• **Try it**:
Print only the lines from the one with "What data populates" through the end of the data, exactly, and please omit pictures.

• **Collection entries**:
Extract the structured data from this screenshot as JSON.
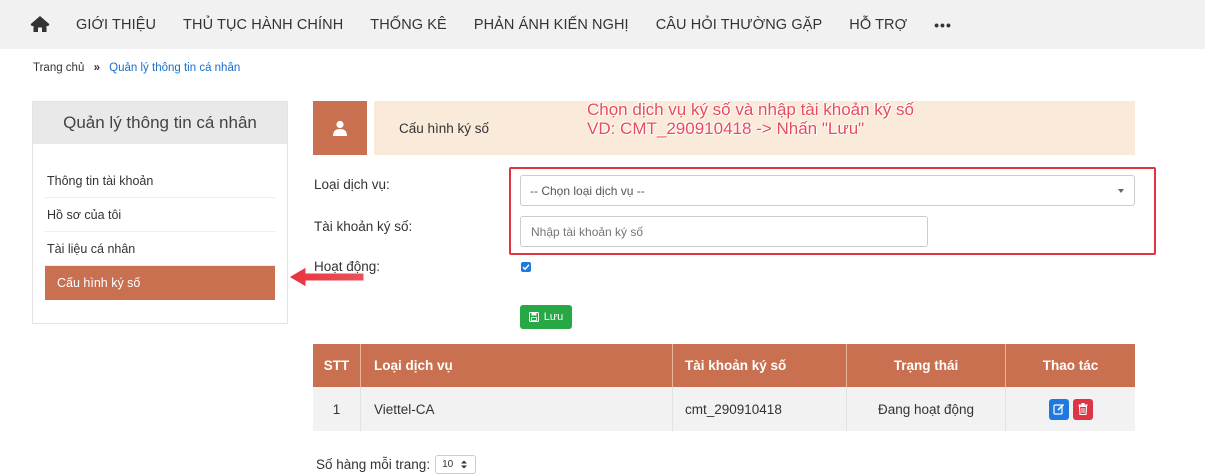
{
  "nav": {
    "items": [
      "GIỚI THIỆU",
      "THỦ TỤC HÀNH CHÍNH",
      "THỐNG KÊ",
      "PHẢN ÁNH KIẾN NGHỊ",
      "CÂU HỎI THƯỜNG GẶP",
      "HỖ TRỢ"
    ],
    "more": "•••",
    "home_icon": "home-icon"
  },
  "breadcrumb": {
    "home": "Trang chủ",
    "separator": "»",
    "current": "Quản lý thông tin cá nhân"
  },
  "sidebar": {
    "title": "Quản lý thông tin cá nhân",
    "items": [
      {
        "label": "Thông tin tài khoản"
      },
      {
        "label": "Hồ sơ của tôi"
      },
      {
        "label": "Tài liệu cá nhân"
      },
      {
        "label": "Cấu hình ký số"
      }
    ],
    "active_index": 3
  },
  "banner": {
    "title": "Cấu hình ký số",
    "annotation_line1": "Chọn dịch vụ ký số và nhập tài khoản ký số",
    "annotation_line2": "VD: CMT_290910418 -> Nhấn \"Lưu\""
  },
  "form": {
    "service_label": "Loại dịch vụ:",
    "service_placeholder": "-- Chọn loại dịch vụ --",
    "account_label": "Tài khoản ký số:",
    "account_placeholder": "Nhập tài khoản ký số",
    "active_label": "Hoạt động:",
    "active_checked": true,
    "save_label": "Lưu"
  },
  "table": {
    "headers": [
      "STT",
      "Loại dịch vụ",
      "Tài khoản ký số",
      "Trạng thái",
      "Thao tác"
    ],
    "rows": [
      {
        "stt": "1",
        "service": "Viettel-CA",
        "account": "cmt_290910418",
        "status": "Đang hoạt động"
      }
    ]
  },
  "pager": {
    "label": "Số hàng mỗi trang:",
    "page_size": "10"
  },
  "colors": {
    "accent": "#c8704f",
    "banner_bg": "#f9ead9",
    "annotation": "#e84a5f",
    "save": "#28a745",
    "edit": "#1f7ae0",
    "delete": "#dc3545"
  }
}
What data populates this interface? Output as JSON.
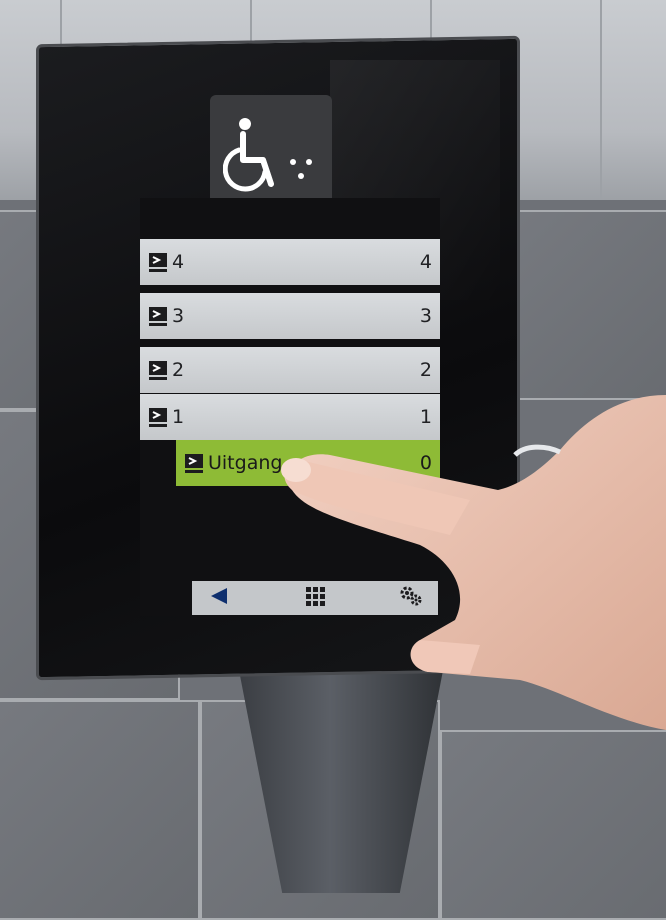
{
  "scene": {
    "colors": {
      "screen_bg": "#101012",
      "row_bg": "#d0d3d6",
      "row_selected": "#8ebb36",
      "toolbar_bg": "#c4c7ca"
    }
  },
  "kiosk": {
    "accessibility_icon": "wheelchair-icon",
    "floors": [
      {
        "label": "4",
        "number": "4",
        "selected": false
      },
      {
        "label": "3",
        "number": "3",
        "selected": false
      },
      {
        "label": "2",
        "number": "2",
        "selected": false
      },
      {
        "label": "1",
        "number": "1",
        "selected": false
      },
      {
        "label": "Uitgang",
        "number": "0",
        "selected": true
      }
    ],
    "toolbar": {
      "back_icon": "back-arrow-icon",
      "keypad_icon": "keypad-icon",
      "settings_icon": "gears-icon"
    }
  }
}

• **Answer space**:
What data populates this interface? Output as JSON.
{
  "scene": {
    "colors": {
      "screen_bg": "#101012",
      "row_bg": "#d0d3d6",
      "row_selected": "#8ebb36",
      "toolbar_bg": "#c4c7ca"
    }
  },
  "kiosk": {
    "accessibility_icon": "wheelchair-icon",
    "floors": [
      {
        "label": "4",
        "number": "4",
        "selected": false
      },
      {
        "label": "3",
        "number": "3",
        "selected": false
      },
      {
        "label": "2",
        "number": "2",
        "selected": false
      },
      {
        "label": "1",
        "number": "1",
        "selected": false
      },
      {
        "label": "Uitgang",
        "number": "0",
        "selected": true
      }
    ],
    "toolbar": {
      "back_icon": "back-arrow-icon",
      "keypad_icon": "keypad-icon",
      "settings_icon": "gears-icon"
    }
  }
}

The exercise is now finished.